Steve Stoute is dropping mad science in the new issue of Time. The part that caught my eye is a theory he calls “the tanning of America.” This theory has little to do with the physical attributes of minorities and everything to do with the growing buying power of Blacks, Latinos, and Asian-Americans. It’s a fascinating read.
What he calls “the tanning of America.” The growing African-American, Hispanic and Asian-American populations together command an estimated $2 trillion in buying power. And they have become hugely influential trendsetters. Demographers know this, but Stoute sees the shift as a massive cultural transformation that most companies are missing.

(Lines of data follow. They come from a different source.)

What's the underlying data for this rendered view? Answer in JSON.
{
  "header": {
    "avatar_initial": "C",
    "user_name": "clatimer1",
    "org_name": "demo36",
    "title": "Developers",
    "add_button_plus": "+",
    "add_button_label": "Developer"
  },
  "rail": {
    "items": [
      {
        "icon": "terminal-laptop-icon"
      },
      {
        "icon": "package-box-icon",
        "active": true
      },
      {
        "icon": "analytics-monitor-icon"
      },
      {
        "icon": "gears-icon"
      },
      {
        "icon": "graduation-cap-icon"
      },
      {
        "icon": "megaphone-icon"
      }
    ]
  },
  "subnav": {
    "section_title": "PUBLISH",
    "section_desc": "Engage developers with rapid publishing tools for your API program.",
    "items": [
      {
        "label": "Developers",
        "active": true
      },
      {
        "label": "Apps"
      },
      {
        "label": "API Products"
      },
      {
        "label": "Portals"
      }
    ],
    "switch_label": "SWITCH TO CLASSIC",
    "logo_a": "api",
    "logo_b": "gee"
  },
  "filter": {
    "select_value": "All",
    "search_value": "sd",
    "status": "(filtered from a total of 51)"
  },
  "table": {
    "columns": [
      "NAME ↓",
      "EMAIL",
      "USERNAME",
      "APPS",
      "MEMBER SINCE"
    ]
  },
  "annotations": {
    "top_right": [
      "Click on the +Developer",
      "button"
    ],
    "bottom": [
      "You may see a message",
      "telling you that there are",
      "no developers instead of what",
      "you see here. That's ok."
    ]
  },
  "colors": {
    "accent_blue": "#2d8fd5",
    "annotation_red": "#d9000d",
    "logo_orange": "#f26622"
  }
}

According to Stoute, this seismic shift has ushered in an era of shared cultural tastes and attitudes. The tanning concept, he says, is built around not the physical reality of different racial makeups but rather what he calls “a shared mental complexion.” To make a brand relevant, companies need to understand that multicultural advertising is no longer a niche strategy: multicultural is what America looks like. “One of the things that made me realize right away that Steve was an innovative thinker was when I heard him talking about the tanning of America,” says Pamela El, marketing vice president of State Farm. “He said that advertisers and marketers need to follow the lay of the land, and the face of America is changing.” Stoute took LeBron James to State Farm, managing to make King James both relevant and funny in ads for insurance.
This is somewhat off-topic, but I’ve always wondered why Steve Stoute’s head is disproportionate to the rest of his body. I reckon that it’s because his dome holds more knowledge than a public library.